The biggest DO of all is of course DO have a great time, both onboard the ferry and when you have arrived at your destination. DON’T forget that the beauty of travelling with your van is having your every convenience with you and flexibility should come easily with such comforts on hand. Delay at the port? Have a cup of tea and a biscuit while you wait. Stuck in limbo at the very back of the “There MIGHT be room onboard for you” queue? Same. Tea time.
Incidentally, we did run into that same careless van driver again, and almost literally this time too. After the ferry downed its huge metal hinge door and burped us and the other vehicles out of the dark hold and into Scotland, (and as Dixie is learning, last on usually means first off) we pulled over and paused for a few minutes to let the other drivers in a hurry zip past on their way to whatever emergency must await them. We are always very conscious of our dawdling and try to avoid causing any obstruction. About 10 minutes outside the port, in the little town of Girvan, there in front of us was the same white van, no indicators on yet attempting to take a left turn into busy main street traffic much to the fury of the other drivers. Cue the blaring of car horns and plenty of muttered expletives as no left turn even exists there but that didn’t seem to matter to this guy as he made the manoeuvre he wanted to make regardless of the rules of the road. Luckily nobody was hurt, not this time, but some people don’t learn from their mistakes (of that very day!) and you just can’t fix stupid, the best you can do is try to keep a safe stopping distance away from it.
Looking back on our 10 months on the road and all the various sized boats and different routes we have sailed on, we think taking our van on any ferry trip is a lot of fun and always memorable. It’s about spending the time together sitting, relaxing and waiting. Have you packed enough biscuits?

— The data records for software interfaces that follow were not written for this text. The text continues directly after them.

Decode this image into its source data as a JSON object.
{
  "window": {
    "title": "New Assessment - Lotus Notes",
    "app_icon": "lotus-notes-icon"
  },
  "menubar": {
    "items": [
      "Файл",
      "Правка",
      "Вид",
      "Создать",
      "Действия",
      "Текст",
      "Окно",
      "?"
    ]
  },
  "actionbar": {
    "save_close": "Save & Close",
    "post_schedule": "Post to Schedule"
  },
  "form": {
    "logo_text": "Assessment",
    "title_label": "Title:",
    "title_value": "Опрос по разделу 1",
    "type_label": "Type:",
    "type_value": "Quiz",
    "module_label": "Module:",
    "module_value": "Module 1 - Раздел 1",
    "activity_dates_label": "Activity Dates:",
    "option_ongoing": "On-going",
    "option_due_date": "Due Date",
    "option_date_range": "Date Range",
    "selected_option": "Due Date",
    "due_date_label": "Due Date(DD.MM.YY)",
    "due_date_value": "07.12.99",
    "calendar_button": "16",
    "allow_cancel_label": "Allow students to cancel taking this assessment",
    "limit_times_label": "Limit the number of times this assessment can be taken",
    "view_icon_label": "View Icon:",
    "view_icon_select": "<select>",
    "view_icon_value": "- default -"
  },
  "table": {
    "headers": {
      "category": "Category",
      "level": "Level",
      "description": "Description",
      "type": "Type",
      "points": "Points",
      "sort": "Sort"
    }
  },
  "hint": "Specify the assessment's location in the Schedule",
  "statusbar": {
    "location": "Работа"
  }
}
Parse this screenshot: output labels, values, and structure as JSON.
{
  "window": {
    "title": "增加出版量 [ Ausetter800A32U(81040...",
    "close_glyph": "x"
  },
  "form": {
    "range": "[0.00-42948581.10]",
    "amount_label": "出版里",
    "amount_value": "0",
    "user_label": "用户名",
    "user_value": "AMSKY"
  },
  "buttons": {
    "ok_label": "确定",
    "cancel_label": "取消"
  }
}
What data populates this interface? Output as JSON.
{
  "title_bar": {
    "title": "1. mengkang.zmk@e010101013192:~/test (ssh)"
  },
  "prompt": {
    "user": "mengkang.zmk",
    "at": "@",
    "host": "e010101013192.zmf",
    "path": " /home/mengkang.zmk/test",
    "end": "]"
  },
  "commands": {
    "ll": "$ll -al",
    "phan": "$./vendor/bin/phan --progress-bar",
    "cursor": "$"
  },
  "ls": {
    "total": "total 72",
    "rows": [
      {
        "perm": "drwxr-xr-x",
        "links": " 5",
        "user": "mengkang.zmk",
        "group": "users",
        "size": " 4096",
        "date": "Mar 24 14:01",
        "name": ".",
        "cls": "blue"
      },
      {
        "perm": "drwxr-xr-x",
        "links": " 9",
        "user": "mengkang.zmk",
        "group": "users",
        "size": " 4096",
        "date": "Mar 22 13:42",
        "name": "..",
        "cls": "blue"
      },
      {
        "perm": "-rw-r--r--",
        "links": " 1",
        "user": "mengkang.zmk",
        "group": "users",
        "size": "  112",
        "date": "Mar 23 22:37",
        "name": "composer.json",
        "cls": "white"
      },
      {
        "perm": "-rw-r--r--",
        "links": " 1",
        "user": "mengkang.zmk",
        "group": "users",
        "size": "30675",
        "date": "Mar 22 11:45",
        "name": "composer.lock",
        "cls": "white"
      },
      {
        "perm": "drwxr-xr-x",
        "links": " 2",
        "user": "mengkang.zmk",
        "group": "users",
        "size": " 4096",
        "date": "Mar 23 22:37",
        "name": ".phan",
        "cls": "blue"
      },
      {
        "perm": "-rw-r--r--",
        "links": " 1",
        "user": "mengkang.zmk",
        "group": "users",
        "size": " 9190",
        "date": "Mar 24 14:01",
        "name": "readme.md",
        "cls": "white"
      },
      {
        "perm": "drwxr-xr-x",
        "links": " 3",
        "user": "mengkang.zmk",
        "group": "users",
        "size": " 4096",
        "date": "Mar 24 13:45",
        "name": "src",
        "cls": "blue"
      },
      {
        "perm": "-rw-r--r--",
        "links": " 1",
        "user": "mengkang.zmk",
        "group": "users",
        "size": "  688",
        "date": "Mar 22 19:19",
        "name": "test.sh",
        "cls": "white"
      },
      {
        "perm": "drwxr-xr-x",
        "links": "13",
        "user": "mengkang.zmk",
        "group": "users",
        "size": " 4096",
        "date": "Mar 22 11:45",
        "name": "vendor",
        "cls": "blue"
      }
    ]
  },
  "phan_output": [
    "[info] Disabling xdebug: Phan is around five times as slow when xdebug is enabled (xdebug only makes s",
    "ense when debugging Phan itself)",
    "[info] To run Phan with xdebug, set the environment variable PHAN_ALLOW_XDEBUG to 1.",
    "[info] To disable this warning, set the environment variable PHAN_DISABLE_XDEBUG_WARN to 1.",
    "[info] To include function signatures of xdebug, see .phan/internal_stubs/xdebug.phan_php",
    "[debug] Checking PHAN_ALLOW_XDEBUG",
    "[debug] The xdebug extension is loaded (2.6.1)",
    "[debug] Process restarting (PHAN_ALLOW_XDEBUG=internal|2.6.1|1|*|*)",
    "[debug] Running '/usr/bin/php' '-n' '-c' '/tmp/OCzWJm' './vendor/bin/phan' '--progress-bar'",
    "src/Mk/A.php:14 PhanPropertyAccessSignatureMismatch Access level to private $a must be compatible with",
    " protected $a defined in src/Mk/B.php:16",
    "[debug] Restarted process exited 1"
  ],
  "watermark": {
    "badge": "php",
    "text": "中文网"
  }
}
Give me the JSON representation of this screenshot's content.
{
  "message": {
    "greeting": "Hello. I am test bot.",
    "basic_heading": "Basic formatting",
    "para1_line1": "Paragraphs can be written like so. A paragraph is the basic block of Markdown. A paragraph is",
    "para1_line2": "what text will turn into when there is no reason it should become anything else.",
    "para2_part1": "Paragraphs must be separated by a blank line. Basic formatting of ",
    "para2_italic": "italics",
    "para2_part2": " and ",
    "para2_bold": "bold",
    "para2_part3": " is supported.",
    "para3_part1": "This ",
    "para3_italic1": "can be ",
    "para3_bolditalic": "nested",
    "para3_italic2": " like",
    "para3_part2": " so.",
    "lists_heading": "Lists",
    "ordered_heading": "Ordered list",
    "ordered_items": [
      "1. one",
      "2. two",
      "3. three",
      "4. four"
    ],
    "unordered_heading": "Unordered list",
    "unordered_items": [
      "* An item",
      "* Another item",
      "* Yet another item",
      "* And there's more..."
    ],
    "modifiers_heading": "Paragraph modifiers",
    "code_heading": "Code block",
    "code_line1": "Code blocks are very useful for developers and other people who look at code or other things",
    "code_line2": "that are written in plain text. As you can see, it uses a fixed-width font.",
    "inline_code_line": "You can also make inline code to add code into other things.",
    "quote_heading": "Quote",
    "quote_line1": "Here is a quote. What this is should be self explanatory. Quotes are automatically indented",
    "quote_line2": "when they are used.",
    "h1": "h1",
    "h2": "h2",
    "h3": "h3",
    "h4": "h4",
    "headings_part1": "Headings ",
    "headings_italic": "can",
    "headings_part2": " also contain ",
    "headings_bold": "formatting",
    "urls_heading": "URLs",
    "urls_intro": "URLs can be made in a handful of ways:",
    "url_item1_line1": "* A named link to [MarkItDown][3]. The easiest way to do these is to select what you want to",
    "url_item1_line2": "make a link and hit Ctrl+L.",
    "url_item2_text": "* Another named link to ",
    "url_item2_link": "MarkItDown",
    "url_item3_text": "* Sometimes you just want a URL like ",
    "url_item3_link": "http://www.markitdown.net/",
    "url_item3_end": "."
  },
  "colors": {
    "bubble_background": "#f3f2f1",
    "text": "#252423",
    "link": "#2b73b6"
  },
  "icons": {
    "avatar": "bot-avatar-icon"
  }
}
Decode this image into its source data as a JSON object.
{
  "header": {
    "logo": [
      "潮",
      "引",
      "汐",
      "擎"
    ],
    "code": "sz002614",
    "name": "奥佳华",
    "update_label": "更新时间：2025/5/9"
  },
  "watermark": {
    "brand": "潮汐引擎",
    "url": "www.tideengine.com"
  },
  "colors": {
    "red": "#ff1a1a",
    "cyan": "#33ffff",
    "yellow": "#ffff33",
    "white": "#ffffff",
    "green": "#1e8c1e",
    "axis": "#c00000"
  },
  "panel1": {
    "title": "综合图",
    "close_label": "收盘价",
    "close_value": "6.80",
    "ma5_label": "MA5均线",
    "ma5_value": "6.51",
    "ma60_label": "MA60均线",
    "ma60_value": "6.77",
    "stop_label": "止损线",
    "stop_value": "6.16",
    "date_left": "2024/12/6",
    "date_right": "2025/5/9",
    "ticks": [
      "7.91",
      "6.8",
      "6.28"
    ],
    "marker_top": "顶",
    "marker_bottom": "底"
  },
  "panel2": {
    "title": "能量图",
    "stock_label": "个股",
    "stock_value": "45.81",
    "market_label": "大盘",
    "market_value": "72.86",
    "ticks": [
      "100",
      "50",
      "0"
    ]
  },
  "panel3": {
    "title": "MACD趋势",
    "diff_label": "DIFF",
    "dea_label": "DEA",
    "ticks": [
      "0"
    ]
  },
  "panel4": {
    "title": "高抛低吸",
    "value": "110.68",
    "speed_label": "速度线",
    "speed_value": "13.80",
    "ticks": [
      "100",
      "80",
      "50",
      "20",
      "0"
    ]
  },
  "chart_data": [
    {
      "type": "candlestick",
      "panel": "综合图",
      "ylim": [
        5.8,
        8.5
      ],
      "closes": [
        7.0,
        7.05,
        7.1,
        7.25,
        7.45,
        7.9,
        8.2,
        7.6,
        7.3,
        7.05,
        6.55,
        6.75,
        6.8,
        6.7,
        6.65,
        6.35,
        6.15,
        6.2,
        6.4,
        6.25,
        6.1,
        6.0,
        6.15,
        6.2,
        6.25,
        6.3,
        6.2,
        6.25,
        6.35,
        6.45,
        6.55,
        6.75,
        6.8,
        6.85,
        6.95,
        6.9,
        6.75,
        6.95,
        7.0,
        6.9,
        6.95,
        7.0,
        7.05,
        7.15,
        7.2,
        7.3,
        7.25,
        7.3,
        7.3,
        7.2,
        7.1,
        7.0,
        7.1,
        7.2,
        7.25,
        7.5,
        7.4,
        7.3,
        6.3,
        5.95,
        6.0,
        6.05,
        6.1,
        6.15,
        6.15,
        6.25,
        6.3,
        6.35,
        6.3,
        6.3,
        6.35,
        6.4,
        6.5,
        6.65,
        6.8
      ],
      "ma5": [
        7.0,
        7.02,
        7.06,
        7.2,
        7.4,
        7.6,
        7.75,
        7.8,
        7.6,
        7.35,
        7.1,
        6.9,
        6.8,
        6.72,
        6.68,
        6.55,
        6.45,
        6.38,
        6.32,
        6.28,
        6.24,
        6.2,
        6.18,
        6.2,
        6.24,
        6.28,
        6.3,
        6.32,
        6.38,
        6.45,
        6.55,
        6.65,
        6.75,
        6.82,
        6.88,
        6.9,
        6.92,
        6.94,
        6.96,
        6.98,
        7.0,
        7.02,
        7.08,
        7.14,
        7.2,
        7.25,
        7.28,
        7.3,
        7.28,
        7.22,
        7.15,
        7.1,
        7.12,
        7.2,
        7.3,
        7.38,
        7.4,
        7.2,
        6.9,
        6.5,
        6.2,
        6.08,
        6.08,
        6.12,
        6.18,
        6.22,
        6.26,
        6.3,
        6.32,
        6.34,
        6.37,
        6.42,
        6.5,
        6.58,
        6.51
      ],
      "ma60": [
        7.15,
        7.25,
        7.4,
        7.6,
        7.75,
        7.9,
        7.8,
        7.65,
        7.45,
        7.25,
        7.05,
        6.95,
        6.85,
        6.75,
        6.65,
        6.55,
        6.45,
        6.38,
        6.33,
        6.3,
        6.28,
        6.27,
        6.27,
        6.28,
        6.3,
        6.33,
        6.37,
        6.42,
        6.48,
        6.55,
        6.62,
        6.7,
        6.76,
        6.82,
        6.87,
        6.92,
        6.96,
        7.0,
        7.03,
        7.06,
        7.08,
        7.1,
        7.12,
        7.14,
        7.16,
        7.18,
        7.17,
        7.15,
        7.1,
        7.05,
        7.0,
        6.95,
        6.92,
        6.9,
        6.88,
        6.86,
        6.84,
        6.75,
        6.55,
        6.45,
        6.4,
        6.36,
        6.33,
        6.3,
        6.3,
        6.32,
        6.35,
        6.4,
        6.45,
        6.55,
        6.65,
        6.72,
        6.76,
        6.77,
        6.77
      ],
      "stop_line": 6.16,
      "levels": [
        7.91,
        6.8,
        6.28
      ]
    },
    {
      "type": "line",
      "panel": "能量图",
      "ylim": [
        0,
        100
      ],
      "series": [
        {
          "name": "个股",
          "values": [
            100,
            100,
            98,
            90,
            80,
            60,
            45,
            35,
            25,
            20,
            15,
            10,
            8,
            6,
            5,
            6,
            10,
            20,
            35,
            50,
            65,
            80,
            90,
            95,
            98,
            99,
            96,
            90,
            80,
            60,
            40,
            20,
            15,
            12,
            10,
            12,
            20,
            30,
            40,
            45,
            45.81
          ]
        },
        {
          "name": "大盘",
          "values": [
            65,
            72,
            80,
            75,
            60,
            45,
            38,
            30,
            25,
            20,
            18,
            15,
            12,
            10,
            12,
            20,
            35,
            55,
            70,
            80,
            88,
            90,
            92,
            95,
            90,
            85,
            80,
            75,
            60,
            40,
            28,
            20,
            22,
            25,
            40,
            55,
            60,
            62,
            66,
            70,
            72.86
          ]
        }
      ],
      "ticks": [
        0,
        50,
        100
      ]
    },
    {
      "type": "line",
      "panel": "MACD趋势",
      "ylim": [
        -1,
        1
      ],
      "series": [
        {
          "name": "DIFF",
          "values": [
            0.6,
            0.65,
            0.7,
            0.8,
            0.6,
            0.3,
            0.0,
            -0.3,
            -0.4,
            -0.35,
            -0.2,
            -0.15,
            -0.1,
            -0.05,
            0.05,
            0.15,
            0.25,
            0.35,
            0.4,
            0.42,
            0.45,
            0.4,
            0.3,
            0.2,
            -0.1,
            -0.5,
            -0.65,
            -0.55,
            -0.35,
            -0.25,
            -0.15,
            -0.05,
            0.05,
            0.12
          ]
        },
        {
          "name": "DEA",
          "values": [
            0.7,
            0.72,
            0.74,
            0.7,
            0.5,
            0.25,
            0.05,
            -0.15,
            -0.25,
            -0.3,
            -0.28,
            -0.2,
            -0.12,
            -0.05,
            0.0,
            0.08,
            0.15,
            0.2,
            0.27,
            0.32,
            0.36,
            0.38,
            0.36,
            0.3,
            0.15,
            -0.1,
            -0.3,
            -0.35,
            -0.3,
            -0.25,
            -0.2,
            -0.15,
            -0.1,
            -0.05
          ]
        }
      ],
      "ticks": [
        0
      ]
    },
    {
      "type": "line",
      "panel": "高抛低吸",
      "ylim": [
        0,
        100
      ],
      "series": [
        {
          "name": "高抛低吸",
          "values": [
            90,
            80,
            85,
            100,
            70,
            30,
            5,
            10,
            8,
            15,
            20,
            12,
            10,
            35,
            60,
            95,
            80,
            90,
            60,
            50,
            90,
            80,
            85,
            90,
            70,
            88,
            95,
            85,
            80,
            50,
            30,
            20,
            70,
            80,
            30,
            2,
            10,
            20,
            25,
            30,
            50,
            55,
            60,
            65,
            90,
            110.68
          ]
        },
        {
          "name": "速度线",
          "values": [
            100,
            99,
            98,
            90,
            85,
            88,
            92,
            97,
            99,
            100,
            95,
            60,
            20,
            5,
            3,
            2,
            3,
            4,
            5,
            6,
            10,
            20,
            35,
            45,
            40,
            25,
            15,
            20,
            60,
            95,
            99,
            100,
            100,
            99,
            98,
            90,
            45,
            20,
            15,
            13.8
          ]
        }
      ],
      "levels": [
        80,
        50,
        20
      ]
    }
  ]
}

Thats the last DO. DO pack enough biscuits to last until you arrive at your destination. You never know when you might need to put the kettle on 😉⛾🚐